Leaf vacuuming, especially when working on a large area, can be a laborious, tiring job. The best leaf vacuums will come with padded shoulder/back straps which distribute the weight of the vacuum so you’re able to work for longer without your arms aching.
Some vacuum/blower/mulching combi models come with handy wheels which makes them easier to manoeuvre and move in and out of storage.
If you’ve gone for a mulching leaf vacuum, look for a machine that has metal, rather than plastic, mulching blades. Metal blades are more hard-wearing than plastic and are less likely to snap or chip if you accidentally vacuum something other than leaves or other soft garden matter. As well as the material, make sure the mulching blades are easily accessible – in the case of a blockage, you need to be able to access the blades easily and safely.
Leaf vacuum collection bag
It’s worth looking at the size and quality of the garden waste collection bag on the leaf vacuum models you’re considering. You want a good-sized, hard-wearing, waterproof bag, which is easy to empty and detach/attach from the vacuum housing.
Ideally, your leaf vacuum will need to be stored inside for most of the year so it’s protected from the cold and wet. If you do need to store your vacuum outside, ensure it’s protected with a snug-fitting waterproof cover. Whether inside or outside, most of us only have limited storage so look for a compact model, ideally with a detachable hose and/or nozzle, which can be stored in a garage, shed or outbuilding without taking up too much room.
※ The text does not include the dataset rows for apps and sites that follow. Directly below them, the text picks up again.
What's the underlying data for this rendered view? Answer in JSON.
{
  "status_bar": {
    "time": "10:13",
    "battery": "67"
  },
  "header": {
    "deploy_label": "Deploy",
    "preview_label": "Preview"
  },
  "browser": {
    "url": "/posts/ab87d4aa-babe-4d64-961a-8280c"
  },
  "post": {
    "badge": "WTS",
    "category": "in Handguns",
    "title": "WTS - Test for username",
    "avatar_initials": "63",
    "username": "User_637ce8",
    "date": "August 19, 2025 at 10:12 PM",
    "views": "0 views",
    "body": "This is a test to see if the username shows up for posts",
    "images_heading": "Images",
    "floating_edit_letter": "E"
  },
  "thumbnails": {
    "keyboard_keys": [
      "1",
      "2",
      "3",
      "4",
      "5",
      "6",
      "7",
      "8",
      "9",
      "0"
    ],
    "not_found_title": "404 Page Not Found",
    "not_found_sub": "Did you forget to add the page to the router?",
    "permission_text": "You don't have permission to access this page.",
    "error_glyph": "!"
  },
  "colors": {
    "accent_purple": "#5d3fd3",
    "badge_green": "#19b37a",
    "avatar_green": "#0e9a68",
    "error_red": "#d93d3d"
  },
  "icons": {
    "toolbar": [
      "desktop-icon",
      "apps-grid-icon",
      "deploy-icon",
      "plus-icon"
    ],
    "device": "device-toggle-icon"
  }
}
Leaf vacuum safety guidelines
- Check your outdoor area is clear of hazards like branches, rocks and toys before you begin.
- Avoid using your leaf vacuum on a windy or wet day: either of these conditions can make the job much more stressful, and in some cases more dangerous, than it needs to be. Wait for the weather to calm down before attempting to clear your garden.
- Secure long hair, and either remove or tuck in any long, baggy clothing or jewellery that could get caught in the vacuum.
- Wear eye, ear and hand protection – goggles, gloves and ear defenders are recommended, particularly if you’re using your leaf vacuum for long periods.
- Be aware of your surroundings – to avoid accidents, ensure that family members and pets stay a safe distance away from where you’re working.
- Avoid using your leaf vacuum when your feet aren’t firmly on the ground – it is not advisable to use your leaf vacuum when stood on a roof or ladder.
- Take notice of any unusual smells or sounds coming from your vacuum. Should your vacuum start sounding or smelling different than normal, switch it off and contact the manufacturer?
- If you have a mains-powered leaf vacuum, always remember to cut the power supply i.e. unplug the vacuum when not in use or when changing attachments.
Frequently Asked Questions
Mulching is the shredding of leaves and other garden foliage by plastic or metal blades into tiny pieces. The mulching process allows you to collect more waste before having to empty the bag of your leaf vacuum. The higher the mulch ratio, the better – this means you’re able to collect more in one go e.g. a mulching ratio of 3:1 means you can collect 3 mulched leaves for every 1 un-mulched leaf, meaning you can fill the bag to 3 times the capacity you would be able to if you were vacuuming the leaves without mulching.
Breaking the leaves down also speeds up the decomposition process – ideal if you’ll be throwing them on your compost pile when you’re done
Leaf vacuums start at around £25 for a basic model. The more functions and extra features a vacuum has, the more you’ll pay, with the very top models going for around the £300 mark. Combi models are the most expensive – the higher the airspeed, air volume and mulching ratio values, the more power you’re getting and this means a higher price but you are, in effect, getting two or three garden tools in one.
If you go for a petrol leaf vacuum, like any engine that burns fossil fuels, fumes and emissions will be generated, which can be harmful to the environment. However, many models now come fitted with specialist filters, which result in significantly fewer exhaust fumes being emitted whilst maintaining increased levels of fuel efficiency – this reduces the negative impact on the environment.